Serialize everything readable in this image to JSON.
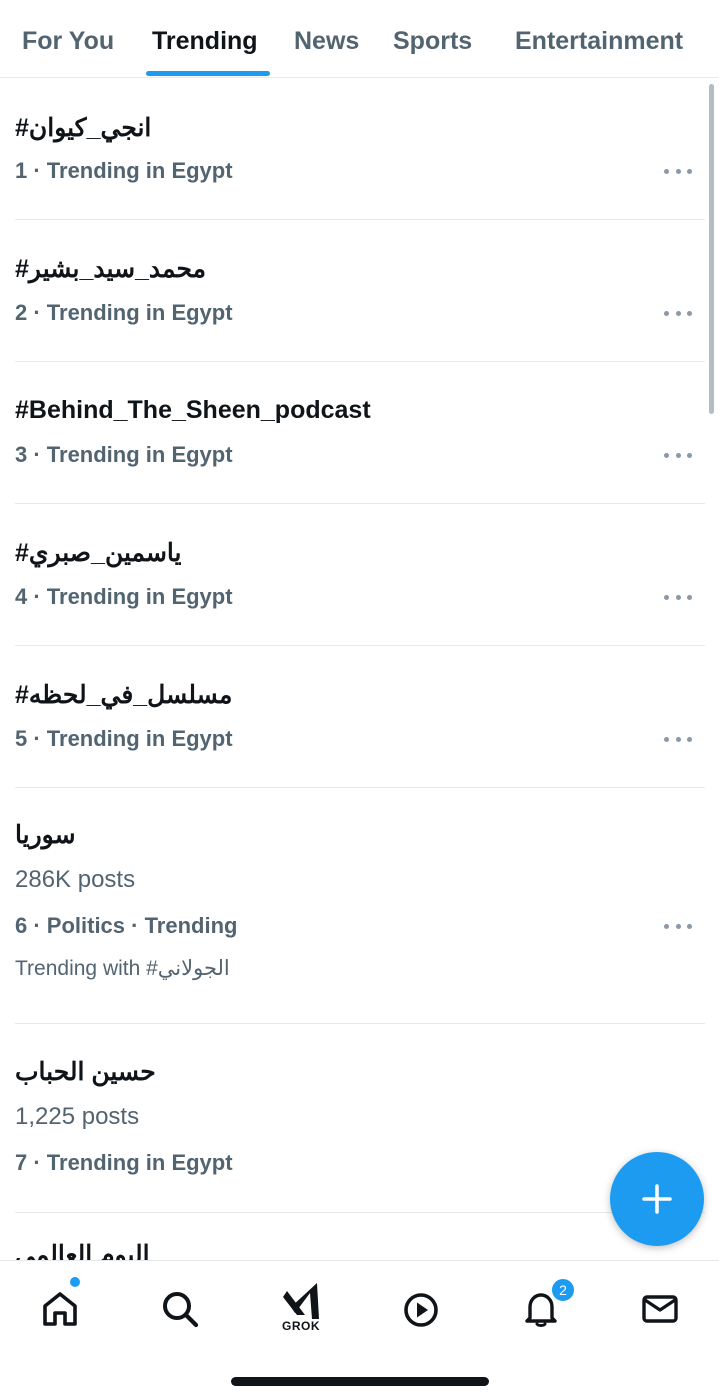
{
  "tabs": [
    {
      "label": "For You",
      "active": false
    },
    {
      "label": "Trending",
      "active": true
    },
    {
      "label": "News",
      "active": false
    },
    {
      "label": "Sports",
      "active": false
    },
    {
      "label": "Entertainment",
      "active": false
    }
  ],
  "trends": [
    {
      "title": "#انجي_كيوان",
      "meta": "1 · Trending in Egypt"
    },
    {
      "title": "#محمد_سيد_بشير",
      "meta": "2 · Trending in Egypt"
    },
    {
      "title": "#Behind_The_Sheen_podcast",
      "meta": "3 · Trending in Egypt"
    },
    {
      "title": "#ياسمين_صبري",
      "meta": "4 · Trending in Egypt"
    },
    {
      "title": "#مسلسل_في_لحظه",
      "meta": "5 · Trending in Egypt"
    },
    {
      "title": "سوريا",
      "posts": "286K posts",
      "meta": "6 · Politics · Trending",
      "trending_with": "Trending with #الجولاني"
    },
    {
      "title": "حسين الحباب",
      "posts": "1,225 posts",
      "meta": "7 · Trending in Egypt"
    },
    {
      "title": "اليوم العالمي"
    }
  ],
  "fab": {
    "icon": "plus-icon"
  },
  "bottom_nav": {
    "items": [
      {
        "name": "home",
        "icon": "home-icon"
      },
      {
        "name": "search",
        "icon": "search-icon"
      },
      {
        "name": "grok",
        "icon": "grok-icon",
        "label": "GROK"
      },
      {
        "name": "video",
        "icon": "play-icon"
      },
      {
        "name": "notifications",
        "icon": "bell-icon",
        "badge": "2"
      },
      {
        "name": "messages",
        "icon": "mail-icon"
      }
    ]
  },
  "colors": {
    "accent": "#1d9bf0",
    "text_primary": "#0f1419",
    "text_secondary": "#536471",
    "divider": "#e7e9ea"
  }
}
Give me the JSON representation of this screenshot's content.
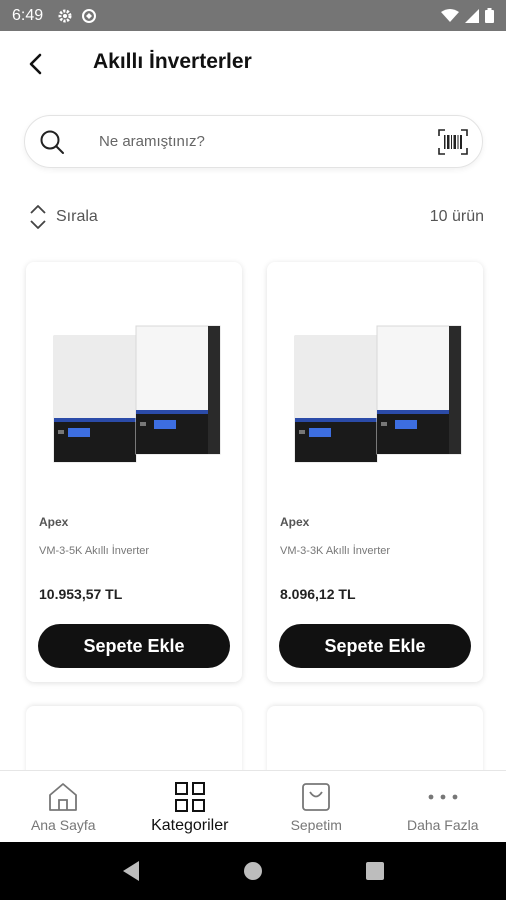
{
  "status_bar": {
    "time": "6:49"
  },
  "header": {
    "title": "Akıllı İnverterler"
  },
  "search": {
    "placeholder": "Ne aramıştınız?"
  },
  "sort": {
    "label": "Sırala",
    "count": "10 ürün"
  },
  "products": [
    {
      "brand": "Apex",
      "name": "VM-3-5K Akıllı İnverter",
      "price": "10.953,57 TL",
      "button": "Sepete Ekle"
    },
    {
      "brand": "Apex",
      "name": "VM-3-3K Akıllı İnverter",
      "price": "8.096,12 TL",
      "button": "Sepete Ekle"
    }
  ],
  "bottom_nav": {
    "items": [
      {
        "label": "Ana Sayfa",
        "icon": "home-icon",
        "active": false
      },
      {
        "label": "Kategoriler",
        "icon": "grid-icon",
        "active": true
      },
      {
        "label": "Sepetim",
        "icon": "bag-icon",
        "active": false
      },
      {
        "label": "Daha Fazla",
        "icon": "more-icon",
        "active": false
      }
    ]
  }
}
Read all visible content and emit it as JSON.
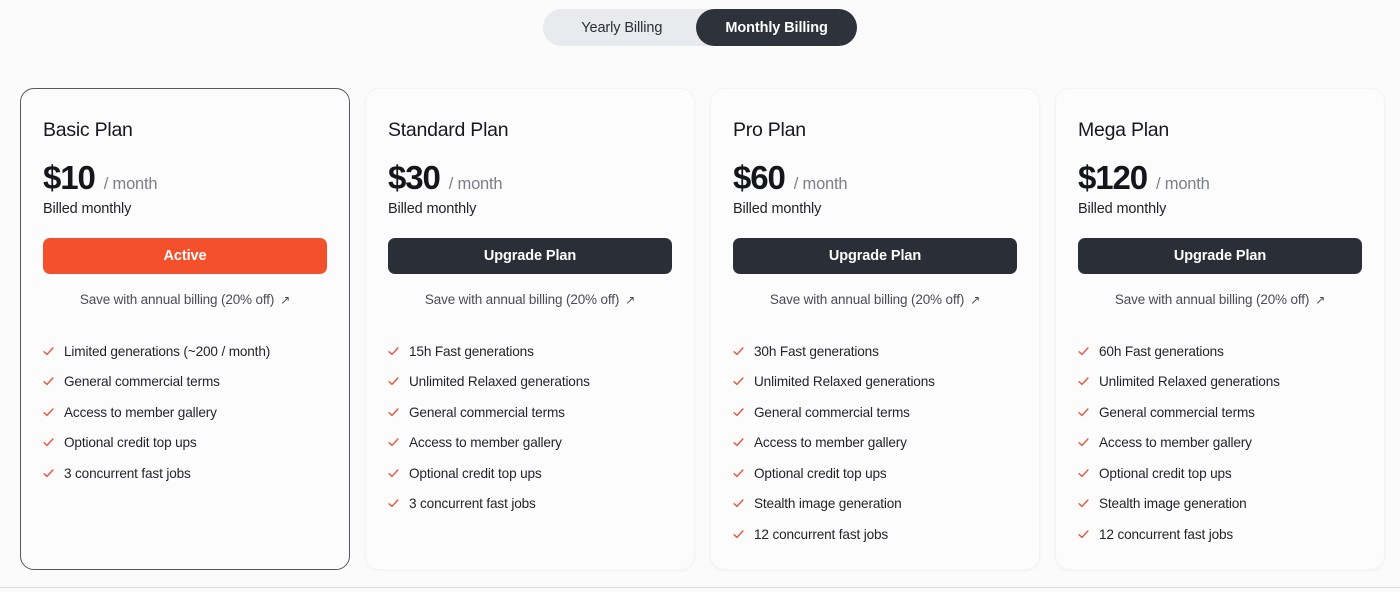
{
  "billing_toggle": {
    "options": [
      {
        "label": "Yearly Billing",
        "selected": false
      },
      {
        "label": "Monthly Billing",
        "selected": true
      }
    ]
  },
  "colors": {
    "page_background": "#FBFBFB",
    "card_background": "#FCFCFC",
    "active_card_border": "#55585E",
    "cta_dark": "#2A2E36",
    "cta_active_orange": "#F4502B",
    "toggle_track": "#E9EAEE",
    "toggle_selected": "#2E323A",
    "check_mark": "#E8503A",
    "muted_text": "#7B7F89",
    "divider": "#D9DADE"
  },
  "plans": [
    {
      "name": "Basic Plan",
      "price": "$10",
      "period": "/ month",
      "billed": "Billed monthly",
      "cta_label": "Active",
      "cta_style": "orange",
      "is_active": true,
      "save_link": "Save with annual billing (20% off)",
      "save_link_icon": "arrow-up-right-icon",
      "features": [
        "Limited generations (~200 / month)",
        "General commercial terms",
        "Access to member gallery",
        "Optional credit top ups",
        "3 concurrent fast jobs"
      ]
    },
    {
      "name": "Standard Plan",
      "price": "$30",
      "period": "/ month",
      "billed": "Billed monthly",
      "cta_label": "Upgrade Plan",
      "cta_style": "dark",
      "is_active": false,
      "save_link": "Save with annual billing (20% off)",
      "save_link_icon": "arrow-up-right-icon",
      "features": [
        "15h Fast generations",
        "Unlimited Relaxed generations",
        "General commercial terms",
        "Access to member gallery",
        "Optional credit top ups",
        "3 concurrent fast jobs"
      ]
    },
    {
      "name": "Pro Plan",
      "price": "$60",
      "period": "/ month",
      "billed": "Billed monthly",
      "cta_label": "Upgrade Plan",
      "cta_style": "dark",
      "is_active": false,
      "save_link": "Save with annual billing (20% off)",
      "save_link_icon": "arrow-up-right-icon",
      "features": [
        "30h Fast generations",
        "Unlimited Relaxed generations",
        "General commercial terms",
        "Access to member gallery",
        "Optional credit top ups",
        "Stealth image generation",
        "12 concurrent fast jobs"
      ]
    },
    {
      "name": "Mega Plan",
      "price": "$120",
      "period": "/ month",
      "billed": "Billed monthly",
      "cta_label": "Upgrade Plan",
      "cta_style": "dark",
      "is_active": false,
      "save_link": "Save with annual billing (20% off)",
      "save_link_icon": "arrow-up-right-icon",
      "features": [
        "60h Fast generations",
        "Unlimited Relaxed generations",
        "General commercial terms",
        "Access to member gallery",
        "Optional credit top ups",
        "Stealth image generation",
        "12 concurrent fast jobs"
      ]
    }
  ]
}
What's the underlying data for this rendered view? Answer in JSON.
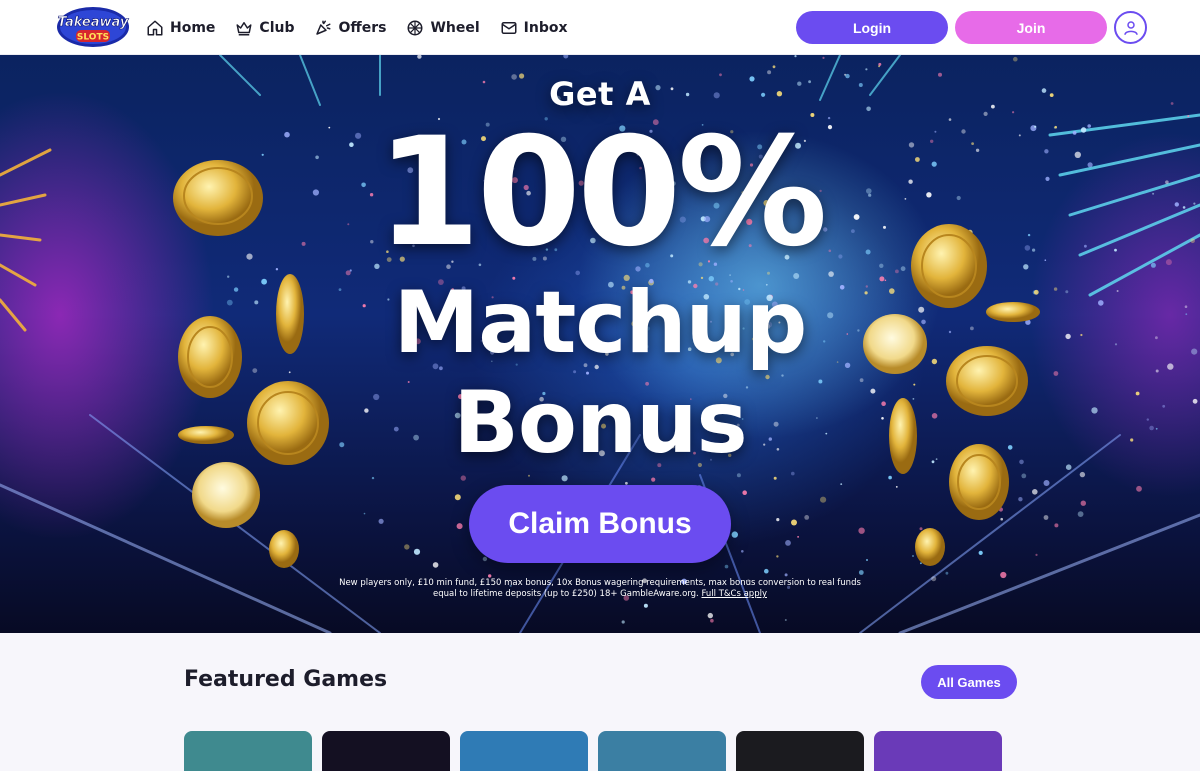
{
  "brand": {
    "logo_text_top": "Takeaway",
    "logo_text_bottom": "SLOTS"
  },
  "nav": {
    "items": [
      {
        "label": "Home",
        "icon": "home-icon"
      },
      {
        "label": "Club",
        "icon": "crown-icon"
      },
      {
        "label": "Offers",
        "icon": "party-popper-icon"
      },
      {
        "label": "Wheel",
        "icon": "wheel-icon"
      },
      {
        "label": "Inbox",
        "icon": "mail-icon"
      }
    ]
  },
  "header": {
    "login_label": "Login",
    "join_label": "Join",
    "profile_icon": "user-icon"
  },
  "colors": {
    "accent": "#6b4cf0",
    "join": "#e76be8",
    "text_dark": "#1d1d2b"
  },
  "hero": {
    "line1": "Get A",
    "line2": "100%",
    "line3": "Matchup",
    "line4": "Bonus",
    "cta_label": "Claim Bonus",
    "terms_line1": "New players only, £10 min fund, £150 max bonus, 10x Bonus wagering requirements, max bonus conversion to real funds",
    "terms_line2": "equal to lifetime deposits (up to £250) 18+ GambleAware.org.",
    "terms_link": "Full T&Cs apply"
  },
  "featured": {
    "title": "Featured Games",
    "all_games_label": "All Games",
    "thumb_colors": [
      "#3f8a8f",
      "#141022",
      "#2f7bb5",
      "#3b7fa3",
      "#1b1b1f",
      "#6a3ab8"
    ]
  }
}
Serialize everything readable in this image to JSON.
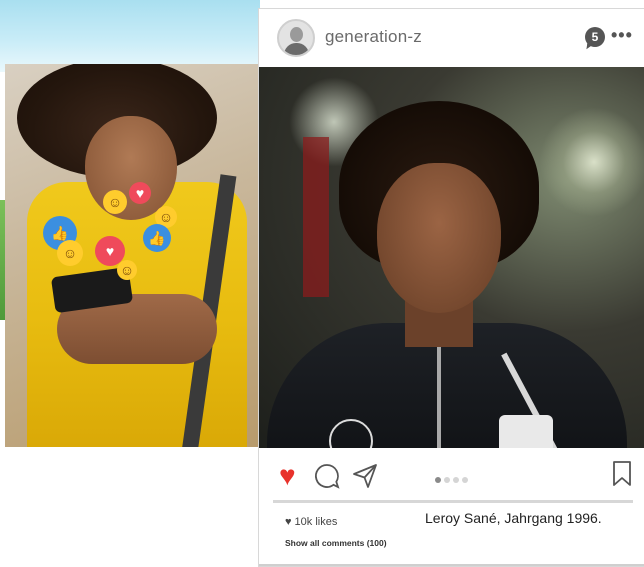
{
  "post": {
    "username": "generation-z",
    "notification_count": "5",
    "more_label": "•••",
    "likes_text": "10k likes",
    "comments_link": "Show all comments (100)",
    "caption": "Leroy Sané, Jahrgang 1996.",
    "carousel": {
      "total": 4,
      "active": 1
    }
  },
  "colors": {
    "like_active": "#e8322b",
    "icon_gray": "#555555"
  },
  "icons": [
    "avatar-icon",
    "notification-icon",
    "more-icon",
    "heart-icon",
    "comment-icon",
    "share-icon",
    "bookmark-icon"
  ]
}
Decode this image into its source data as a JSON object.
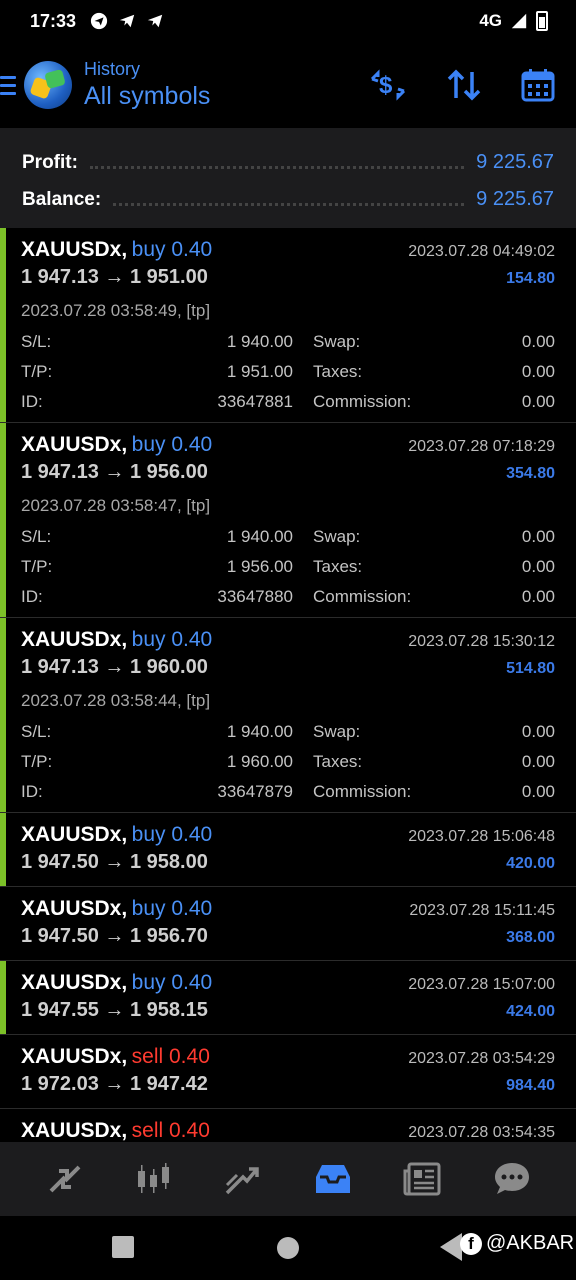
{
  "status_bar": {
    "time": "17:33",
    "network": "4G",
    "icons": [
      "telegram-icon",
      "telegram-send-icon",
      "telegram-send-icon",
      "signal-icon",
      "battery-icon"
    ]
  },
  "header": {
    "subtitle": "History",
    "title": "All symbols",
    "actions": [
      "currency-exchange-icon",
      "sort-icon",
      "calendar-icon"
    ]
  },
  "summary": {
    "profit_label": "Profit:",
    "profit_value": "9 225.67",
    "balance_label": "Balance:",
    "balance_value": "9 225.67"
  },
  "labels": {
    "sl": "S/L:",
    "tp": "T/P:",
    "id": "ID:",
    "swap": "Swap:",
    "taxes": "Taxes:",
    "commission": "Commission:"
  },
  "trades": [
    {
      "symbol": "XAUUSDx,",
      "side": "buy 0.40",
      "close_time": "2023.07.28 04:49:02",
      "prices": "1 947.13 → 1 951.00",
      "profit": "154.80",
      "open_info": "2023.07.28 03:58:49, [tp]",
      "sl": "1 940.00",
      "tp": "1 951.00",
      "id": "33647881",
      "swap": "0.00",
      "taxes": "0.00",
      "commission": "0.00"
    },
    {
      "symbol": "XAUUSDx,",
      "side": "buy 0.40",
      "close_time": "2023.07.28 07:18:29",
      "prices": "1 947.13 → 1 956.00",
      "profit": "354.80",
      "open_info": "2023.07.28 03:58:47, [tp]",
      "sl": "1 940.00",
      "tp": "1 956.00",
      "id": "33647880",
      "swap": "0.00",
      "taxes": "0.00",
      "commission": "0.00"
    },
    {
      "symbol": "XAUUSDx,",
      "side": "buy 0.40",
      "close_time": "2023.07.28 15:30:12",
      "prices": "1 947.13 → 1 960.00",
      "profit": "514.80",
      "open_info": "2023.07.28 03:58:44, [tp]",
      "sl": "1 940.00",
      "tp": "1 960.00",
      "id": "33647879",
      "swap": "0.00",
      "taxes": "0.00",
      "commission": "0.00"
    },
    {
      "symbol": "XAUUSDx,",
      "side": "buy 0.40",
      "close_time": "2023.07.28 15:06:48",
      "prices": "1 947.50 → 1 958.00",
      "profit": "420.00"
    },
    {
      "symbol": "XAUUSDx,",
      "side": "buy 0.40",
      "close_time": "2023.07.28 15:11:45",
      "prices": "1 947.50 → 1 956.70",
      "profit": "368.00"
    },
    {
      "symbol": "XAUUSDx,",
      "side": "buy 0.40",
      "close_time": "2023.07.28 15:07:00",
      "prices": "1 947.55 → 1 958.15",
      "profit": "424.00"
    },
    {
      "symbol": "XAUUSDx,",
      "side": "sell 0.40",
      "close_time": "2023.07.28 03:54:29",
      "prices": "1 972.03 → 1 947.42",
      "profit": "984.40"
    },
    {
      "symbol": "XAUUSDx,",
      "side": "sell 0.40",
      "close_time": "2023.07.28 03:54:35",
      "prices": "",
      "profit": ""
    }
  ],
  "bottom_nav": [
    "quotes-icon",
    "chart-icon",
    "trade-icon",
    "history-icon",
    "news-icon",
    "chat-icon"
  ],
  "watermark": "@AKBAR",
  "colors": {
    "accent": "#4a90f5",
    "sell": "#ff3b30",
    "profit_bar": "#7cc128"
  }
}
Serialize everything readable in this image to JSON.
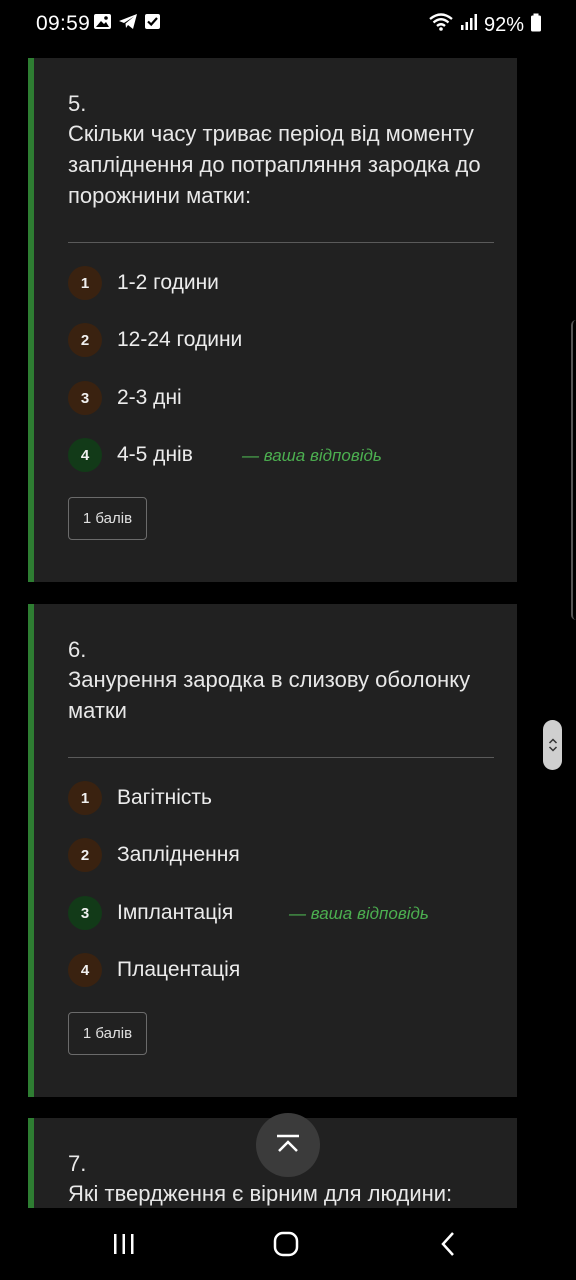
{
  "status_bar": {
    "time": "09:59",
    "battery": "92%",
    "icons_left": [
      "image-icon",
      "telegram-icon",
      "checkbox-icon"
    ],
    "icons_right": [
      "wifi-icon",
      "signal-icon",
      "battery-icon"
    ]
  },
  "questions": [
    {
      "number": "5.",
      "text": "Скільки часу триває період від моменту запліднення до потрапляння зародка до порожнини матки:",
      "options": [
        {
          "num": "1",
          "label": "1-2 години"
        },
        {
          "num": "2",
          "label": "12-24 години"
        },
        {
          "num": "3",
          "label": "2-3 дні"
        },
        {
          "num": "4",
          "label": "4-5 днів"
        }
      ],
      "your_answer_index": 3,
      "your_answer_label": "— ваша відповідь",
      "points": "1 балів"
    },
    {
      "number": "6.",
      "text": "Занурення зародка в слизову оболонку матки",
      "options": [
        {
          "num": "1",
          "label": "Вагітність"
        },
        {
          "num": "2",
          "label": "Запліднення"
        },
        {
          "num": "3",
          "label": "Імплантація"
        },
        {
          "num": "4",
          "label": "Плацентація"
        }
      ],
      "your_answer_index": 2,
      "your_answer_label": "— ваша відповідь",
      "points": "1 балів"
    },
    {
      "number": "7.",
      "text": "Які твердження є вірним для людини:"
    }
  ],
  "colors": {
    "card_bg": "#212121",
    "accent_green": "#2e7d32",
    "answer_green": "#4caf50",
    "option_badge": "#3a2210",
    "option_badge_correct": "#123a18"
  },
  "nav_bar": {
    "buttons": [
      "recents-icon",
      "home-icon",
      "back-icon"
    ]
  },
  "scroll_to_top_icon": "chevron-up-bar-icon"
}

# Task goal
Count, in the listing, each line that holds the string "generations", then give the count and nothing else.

# Exercise result
7